Many believed at the time that McClellan refused in order to further his own political ambitions, allowing Lee's army to escape and prolonging the war to make the President look bad. He wasn't shot as a tratior. He ran as the Democractic candidate for President against Lincoln in 1864 instead.
So, pleased don't be shocked when a political leader puts his, or her, political career ahead of fighting and winning the war. If there is anyone one of you who believes a savage bought of ethnic cleansing will not be the outcome of Senator Levin’s plan for a wholesale retreat, then it is definitely time to pull your cranium out of your rectum. Levin wants Bush to fail, and fail gloriously, so that the Democratic Party can gain control of the White House in 2008.
Is it possible the Democratic leadership of Congress does not know they are aiding the cause of Al Qa'ida when they throw up the white flag of surrender and retreat?
Perhaps it depends on what our definition of "is" is.
Regardless of the motives of others who should be looking out for the Republic and its citizens, perhaps I need to re-iterate exactly what we should be doing in Iraq.
1) Fight your enemies, not the whole world – US forces executed beautifully in the beginning of the war when actually fighting the enemy was the focus. Now, US policy seems to change daily. Don’t get bogged down in trying to solve all the problems of all the people who live there. We are the US military, not miracle workers. We didn't go there to provide health insurance coverage, or fix their bridges, or build their roads. They can do that themselves. They have more oil in the ground than we do. Our focus should be on destruction of our enemies, and nothing else: destroy the Saddam Fedeyeen, destroy Al Qa’ida, period.
2) Work with Shia and Kurdish militias, not against them. The success evident in Kurdistan is the product of years of CIA-Peshmerga cooperation. This model needs to be copied in the South. Attempting to disarm the anti-Al Qa’ida and anti-Baathist militias is foolish in the extreme. US forces should be supplying and training these militias, and readying them for a coordinated assault on pro-Al Qa’ida and pro-Baathist strongholds in Anabar Province.

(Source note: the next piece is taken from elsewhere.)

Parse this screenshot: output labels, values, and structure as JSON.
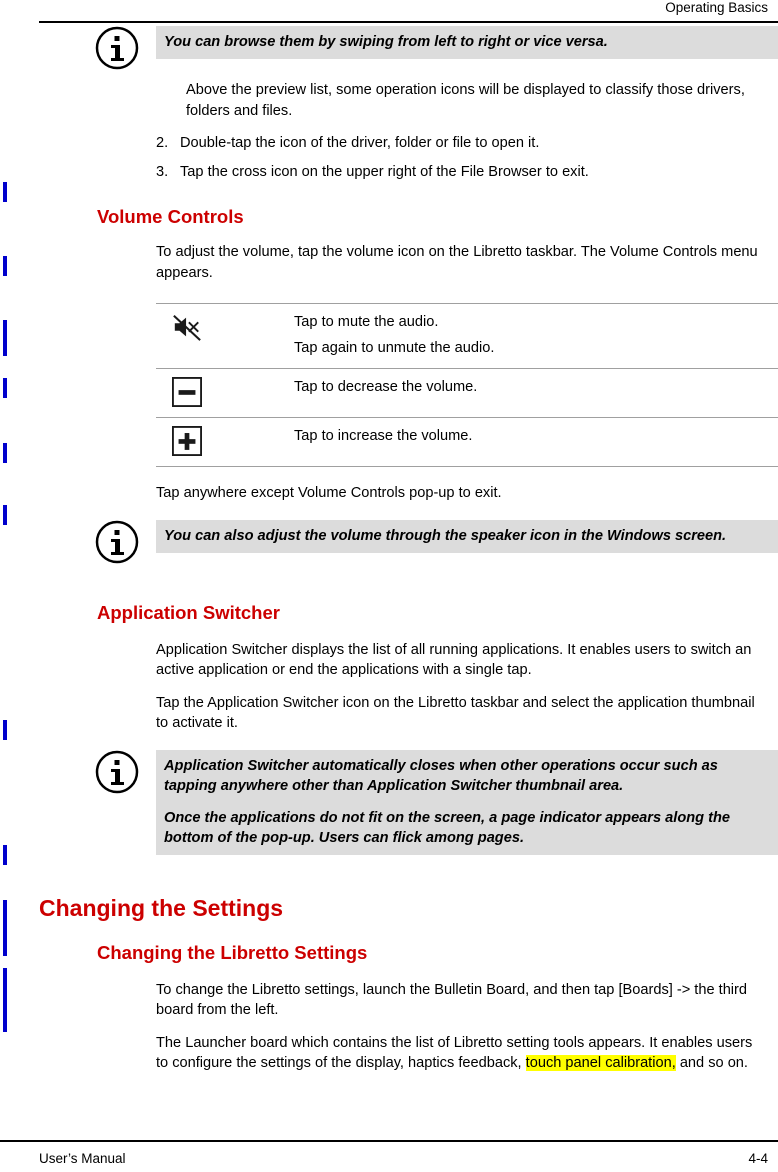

3) Secure the borders – especially between Iraq and Syria. Arms and troops pouring in across the borders must be stopped. Allowing local tribes and Iraq customs agents to control the border clearly hasn’t worked. This is a war and needs to be treated as such. Mine, patrol, and otherwise stop all traffic crossing the Iraqi-Syrian border – immediately. We have the technology; all we lack is the will.
4) Be prepared for the division of Iraq – the vast majority (80%) of the people who live in Iraq are Shia and Kurds. The vast majority of the Shia and the Kurds want nothing to do with the nation-state of Iraq. We should be facilitating this desire, meaning the division of Iraq into three separate entities, not fighting against it because it does not fit our “strategic interests”.
5) Prepare for the long haul – Tony Blair’s MI Chief stated the war against terrorism will last at least a generation. She’s right. Doesn’t mean troop levels in Iraq need to be as high as they are now for the next 30 years, but don’t expect Iraq to turn into a Swiss democracy in the next four months just because it fits someone’s political schedule.
What am I doing these days? Still a citizen-solider – fiber optics engineer by day, US Army Reserve by night, so to speak. I’m no longer in the 8-229th. I’m in the 7/6 CAV, which is another Apache unit, this one in Conroe Texas.
And what exactly is the 7/6 CAV doing these days, you may ask?
Getting ready for the next round. Because, it ain’t over till its over.
And, Baby, this fight definitely ain’t over.